Norman Baker, Liberal Democrat MP for Lewes, was criticised for sending out an expenses-funded constituency newsletter which featured an advert about work done by a fellow member of the same political party.

The eight-page document is funded by Incidental Expense Provisions IEPs which, according to Parliamentary regulations, should not be used for party political or campaigning material.

Parliament's Standards and Privileges Committee investigated the matter after a complaint by Tristan Donovan, who lives in Southover High Street, Lewes.

It upheld the complaint, agreed the MP had broken the rules but said it did not intend to take further action.

A report issued as a result said: "We reiterate that the inclusion of material of a party political nature is not permissible in publications funded from Parliamentary allowances."

Mr Donovan said: "Norman Baker is very vocal about people not using public money properly so this seems hypocritical that he is doing it himself "It is obviously a misuse of taxpayers' money and shouldn't be used to promote political allies."

Conservative candidate Jason Sugarman said: "Mr Baker is a great one for campaigning about other people who misuse expenses and it seems he has been caught out doing the same.

"He is the first one to jump up and down when other people break the rules and now it is his turn."

Mr Baker said he accepted the finding of the commissioner but argued that the case was a "marginal one".

He said: "It is very important that the highest standard of probity is maintained so of course I accept the judgement.

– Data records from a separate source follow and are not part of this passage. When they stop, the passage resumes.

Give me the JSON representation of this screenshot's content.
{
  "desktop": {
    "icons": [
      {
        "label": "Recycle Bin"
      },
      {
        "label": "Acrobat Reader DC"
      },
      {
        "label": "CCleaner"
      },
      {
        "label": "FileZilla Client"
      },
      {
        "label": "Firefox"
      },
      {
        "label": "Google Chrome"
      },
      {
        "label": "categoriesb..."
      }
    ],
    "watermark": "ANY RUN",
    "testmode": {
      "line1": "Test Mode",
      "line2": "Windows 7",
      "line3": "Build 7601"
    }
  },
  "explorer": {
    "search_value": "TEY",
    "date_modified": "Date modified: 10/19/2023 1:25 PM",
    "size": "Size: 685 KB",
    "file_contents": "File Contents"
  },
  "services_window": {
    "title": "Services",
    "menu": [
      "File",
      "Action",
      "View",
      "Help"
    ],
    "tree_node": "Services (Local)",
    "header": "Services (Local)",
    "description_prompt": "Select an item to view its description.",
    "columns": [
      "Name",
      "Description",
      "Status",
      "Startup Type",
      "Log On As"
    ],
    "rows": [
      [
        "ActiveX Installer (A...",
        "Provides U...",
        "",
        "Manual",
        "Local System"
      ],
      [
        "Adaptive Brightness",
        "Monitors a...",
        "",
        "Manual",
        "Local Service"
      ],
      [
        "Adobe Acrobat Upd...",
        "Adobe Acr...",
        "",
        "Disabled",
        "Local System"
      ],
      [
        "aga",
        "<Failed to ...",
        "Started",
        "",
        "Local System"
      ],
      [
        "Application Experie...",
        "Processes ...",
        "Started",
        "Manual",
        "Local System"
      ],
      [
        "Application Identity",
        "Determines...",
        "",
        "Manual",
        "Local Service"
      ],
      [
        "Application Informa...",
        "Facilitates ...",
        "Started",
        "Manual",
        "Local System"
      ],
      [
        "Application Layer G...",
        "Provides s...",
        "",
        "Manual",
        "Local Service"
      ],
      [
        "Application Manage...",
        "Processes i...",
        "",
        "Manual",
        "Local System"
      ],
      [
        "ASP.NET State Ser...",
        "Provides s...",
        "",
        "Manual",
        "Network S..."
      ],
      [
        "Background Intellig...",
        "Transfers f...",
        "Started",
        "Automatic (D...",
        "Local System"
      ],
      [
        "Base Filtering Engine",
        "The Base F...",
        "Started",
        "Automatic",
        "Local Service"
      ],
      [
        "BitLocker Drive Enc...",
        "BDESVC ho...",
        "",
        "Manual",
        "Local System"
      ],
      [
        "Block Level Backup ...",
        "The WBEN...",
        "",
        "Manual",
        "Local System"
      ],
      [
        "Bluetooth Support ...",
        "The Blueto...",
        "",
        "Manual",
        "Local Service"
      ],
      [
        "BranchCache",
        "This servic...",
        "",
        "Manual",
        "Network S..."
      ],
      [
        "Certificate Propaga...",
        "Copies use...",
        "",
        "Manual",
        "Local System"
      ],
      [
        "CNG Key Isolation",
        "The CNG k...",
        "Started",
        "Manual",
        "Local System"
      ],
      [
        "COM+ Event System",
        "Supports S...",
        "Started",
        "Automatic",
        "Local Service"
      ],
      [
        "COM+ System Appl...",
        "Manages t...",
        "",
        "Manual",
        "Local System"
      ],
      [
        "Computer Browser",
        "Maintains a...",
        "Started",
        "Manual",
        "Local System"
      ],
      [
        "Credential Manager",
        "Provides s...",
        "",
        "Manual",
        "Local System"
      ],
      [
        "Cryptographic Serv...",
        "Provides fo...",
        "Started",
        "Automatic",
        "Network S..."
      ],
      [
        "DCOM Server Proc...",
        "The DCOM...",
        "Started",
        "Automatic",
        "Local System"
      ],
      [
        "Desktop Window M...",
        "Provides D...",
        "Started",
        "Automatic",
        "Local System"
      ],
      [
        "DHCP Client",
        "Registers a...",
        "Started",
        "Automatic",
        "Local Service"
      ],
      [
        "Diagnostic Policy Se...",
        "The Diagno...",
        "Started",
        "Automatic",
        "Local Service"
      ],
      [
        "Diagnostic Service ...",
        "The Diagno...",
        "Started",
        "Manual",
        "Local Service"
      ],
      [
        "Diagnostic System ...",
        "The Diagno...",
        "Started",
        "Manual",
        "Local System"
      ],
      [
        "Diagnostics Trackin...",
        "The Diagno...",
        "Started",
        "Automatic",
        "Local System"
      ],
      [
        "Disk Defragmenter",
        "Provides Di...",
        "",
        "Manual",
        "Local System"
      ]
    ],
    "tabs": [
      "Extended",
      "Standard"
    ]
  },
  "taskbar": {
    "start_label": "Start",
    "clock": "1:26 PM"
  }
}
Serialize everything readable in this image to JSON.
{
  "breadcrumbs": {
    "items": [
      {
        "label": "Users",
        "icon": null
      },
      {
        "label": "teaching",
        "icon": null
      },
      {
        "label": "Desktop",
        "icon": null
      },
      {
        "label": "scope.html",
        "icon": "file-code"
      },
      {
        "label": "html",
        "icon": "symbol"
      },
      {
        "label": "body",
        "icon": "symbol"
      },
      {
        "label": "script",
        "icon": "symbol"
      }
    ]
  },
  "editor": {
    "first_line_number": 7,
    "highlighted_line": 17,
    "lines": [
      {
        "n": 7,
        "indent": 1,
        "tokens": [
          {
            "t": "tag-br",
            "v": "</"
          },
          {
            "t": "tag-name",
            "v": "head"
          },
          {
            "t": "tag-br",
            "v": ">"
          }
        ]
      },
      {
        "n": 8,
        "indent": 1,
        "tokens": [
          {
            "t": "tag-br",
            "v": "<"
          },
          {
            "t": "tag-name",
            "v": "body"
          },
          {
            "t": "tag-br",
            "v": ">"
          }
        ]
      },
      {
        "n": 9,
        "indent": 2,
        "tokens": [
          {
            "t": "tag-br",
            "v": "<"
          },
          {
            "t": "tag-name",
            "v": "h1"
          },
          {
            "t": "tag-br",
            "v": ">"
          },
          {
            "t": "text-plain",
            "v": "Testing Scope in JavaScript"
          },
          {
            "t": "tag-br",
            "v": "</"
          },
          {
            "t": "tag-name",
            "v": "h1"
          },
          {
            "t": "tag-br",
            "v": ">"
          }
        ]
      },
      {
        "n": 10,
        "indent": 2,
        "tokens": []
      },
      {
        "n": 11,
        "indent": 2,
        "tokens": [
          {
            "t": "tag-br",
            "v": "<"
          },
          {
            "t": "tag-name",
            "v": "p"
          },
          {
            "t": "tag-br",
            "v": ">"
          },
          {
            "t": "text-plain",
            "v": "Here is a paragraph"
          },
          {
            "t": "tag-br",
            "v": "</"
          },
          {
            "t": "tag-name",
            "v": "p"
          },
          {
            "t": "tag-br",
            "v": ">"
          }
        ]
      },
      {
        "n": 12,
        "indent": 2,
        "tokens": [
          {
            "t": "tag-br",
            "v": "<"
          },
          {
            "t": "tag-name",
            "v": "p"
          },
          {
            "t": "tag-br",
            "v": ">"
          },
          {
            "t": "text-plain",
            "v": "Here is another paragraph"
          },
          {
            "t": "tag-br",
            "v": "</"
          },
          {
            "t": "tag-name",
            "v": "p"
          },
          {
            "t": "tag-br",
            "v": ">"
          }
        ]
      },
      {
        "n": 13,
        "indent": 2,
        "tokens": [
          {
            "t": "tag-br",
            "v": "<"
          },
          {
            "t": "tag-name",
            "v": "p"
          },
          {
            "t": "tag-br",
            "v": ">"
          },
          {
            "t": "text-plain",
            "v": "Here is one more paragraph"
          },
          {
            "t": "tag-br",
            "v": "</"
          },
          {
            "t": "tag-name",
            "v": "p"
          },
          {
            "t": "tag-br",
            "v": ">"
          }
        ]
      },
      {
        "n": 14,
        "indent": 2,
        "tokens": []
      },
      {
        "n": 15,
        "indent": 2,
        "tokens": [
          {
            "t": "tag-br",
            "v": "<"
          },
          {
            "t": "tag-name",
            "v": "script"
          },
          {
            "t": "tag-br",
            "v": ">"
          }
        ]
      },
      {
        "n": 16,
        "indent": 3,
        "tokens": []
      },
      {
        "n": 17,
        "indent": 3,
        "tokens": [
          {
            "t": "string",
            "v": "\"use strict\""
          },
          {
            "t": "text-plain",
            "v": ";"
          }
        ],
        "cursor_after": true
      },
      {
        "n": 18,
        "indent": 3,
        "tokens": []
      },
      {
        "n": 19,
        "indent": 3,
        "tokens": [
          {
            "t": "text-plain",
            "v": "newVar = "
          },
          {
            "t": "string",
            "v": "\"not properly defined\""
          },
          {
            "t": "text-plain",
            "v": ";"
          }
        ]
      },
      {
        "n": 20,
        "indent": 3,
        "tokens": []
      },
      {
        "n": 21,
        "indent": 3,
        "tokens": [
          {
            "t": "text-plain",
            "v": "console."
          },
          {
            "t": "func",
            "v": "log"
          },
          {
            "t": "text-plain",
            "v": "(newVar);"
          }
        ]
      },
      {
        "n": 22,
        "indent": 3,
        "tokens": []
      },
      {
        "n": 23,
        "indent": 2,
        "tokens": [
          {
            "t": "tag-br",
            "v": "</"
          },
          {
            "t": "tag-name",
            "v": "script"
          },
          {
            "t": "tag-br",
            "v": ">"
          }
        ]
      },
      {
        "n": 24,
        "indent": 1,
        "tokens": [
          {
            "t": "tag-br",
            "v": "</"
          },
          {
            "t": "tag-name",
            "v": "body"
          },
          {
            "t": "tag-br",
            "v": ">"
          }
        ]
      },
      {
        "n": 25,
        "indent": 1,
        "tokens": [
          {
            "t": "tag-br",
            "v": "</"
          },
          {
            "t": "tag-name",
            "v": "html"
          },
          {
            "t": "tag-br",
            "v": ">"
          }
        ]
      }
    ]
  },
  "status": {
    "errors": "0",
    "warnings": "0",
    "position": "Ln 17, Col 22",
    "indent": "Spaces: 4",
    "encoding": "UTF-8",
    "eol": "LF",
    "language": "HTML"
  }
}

The inclusion of advertising generally was an attempt to reduce the cost on the British taxpayer.

"If I had charged taxpayers more the trouble wouldn't have arisen. This is a marginal case, which is clearly reflected in what they have concluded.

"Next year I will avoid advertising and charge the taxpayer, which is the implication of what they want me to do."

Mr Baker campaigned for two years for information about MPs' travel expenses to be disclosed because he believed it would make Parliament more accountable. Using the Freedom of Information (FoI) Act, he forced the authorities to release the information which was finally published this February.